Description of the task >>
With no images included, output each entry below exactly as it appears.

**********

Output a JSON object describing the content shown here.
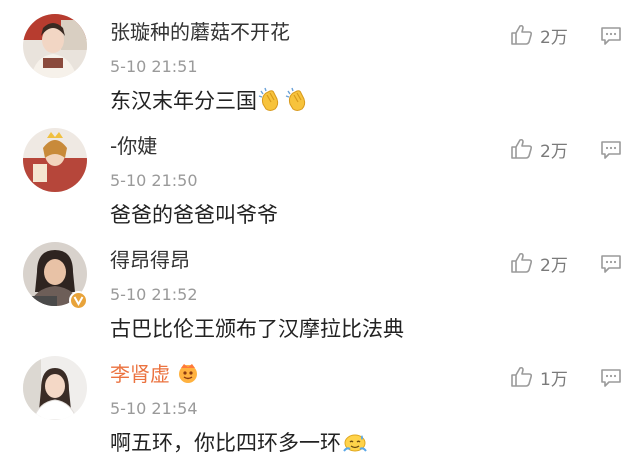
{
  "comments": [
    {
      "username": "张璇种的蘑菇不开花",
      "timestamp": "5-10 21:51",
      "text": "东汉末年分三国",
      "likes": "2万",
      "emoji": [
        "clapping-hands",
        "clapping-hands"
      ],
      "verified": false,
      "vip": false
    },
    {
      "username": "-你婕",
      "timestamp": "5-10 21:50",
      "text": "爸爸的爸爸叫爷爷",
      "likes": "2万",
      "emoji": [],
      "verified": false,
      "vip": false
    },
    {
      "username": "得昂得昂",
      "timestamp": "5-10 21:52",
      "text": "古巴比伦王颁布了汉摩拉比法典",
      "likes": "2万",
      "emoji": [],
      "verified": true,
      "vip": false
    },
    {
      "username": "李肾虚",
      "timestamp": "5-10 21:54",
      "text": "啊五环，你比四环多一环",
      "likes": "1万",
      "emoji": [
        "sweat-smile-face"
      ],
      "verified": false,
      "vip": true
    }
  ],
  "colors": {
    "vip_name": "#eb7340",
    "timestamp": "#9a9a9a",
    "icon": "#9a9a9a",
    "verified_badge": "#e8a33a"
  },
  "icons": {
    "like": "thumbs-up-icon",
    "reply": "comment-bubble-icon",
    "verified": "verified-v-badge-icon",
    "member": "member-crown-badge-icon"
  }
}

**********

Response for this exercise >>
Output a JSON object describing the content shown here.
{
  "comments": [
    {
      "username": "张璇种的蘑菇不开花",
      "timestamp": "5-10 21:51",
      "text": "东汉末年分三国",
      "likes": "2万",
      "emoji": [
        "clapping-hands",
        "clapping-hands"
      ],
      "verified": false,
      "vip": false
    },
    {
      "username": "-你婕",
      "timestamp": "5-10 21:50",
      "text": "爸爸的爸爸叫爷爷",
      "likes": "2万",
      "emoji": [],
      "verified": false,
      "vip": false
    },
    {
      "username": "得昂得昂",
      "timestamp": "5-10 21:52",
      "text": "古巴比伦王颁布了汉摩拉比法典",
      "likes": "2万",
      "emoji": [],
      "verified": true,
      "vip": false
    },
    {
      "username": "李肾虚",
      "timestamp": "5-10 21:54",
      "text": "啊五环，你比四环多一环",
      "likes": "1万",
      "emoji": [
        "sweat-smile-face"
      ],
      "verified": false,
      "vip": true
    }
  ],
  "colors": {
    "vip_name": "#eb7340",
    "timestamp": "#9a9a9a",
    "icon": "#9a9a9a",
    "verified_badge": "#e8a33a"
  },
  "icons": {
    "like": "thumbs-up-icon",
    "reply": "comment-bubble-icon",
    "verified": "verified-v-badge-icon",
    "member": "member-crown-badge-icon"
  }
}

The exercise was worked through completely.